- _Task to carry out_
Return nothing but the lines from the line with "Transcribe this image's" through the last line of the entries that follow, copied exactly and free of pictures.

[Stored data]
■ ■ ■ ■ ■

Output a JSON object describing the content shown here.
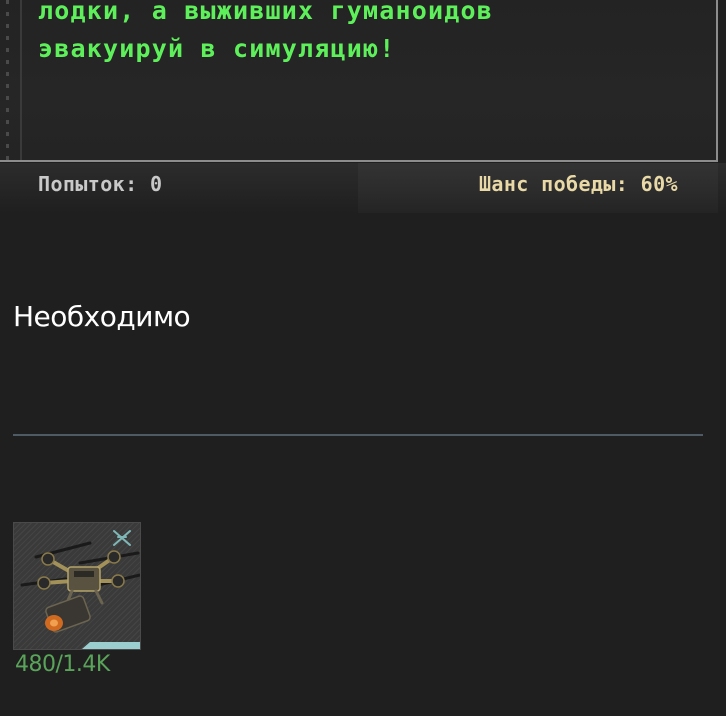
{
  "mission": {
    "lines": [
      "лодки, а выживших гуманоидов",
      "эвакуируй в симуляцию!"
    ]
  },
  "stats": {
    "attempts": "Попыток: 0",
    "win_chance": "Шанс победы: 60%"
  },
  "requirements": {
    "title": "Необходимо",
    "items": [
      {
        "icon": "drone-icon",
        "count": "480/1.4K"
      }
    ]
  },
  "colors": {
    "mission_text": "#5ef05a",
    "win_chance": "#e9d9a6",
    "item_count": "#5aa35a",
    "rarity": "#9bcfcf"
  }
}
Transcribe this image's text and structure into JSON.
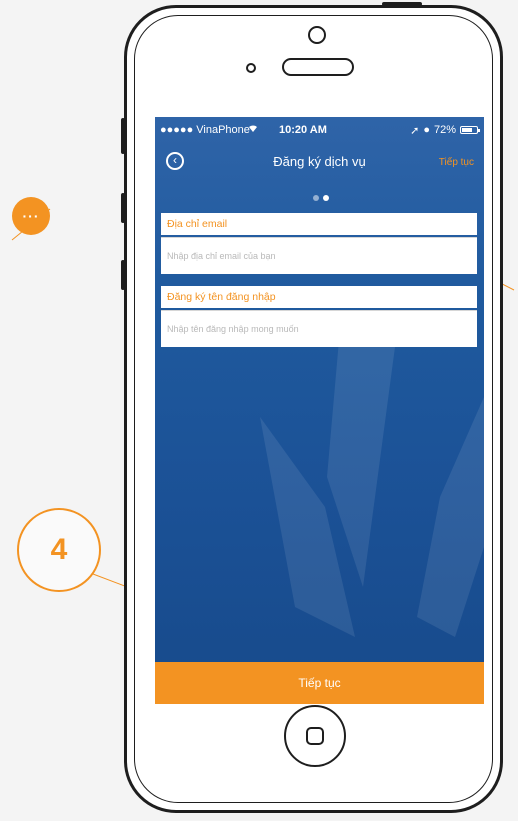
{
  "callouts": {
    "step_number": "4",
    "more_label": "···"
  },
  "status_bar": {
    "carrier": "●●●●● VinaPhone",
    "time": "10:20 AM",
    "battery": "72%",
    "battery_level": 0.72
  },
  "nav": {
    "title": "Đăng ký dịch vụ",
    "next_label": "Tiếp tục",
    "back_icon": "back-circle-icon"
  },
  "pager": {
    "total": 2,
    "active": 2
  },
  "form": {
    "email_label": "Địa chỉ email",
    "email_placeholder": "Nhập địa chỉ email của bạn",
    "username_label": "Đăng ký tên đăng nhập",
    "username_placeholder": "Nhập tên đăng nhập mong muốn"
  },
  "footer": {
    "continue_label": "Tiếp tục"
  },
  "colors": {
    "accent": "#f39322",
    "screen_bg": "#1f5a9e",
    "frame": "#1e1e1e"
  }
}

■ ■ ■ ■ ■

- _Exercise result_
Transcribe this image's text and structure into JSON.
{
  "callouts": {
    "step_number": "4",
    "more_label": "···"
  },
  "status_bar": {
    "carrier": "●●●●● VinaPhone",
    "time": "10:20 AM",
    "battery": "72%",
    "battery_level": 0.72
  },
  "nav": {
    "title": "Đăng ký dịch vụ",
    "next_label": "Tiếp tục",
    "back_icon": "back-circle-icon"
  },
  "pager": {
    "total": 2,
    "active": 2
  },
  "form": {
    "email_label": "Địa chỉ email",
    "email_placeholder": "Nhập địa chỉ email của bạn",
    "username_label": "Đăng ký tên đăng nhập",
    "username_placeholder": "Nhập tên đăng nhập mong muốn"
  },
  "footer": {
    "continue_label": "Tiếp tục"
  },
  "colors": {
    "accent": "#f39322",
    "screen_bg": "#1f5a9e",
    "frame": "#1e1e1e"
  }
}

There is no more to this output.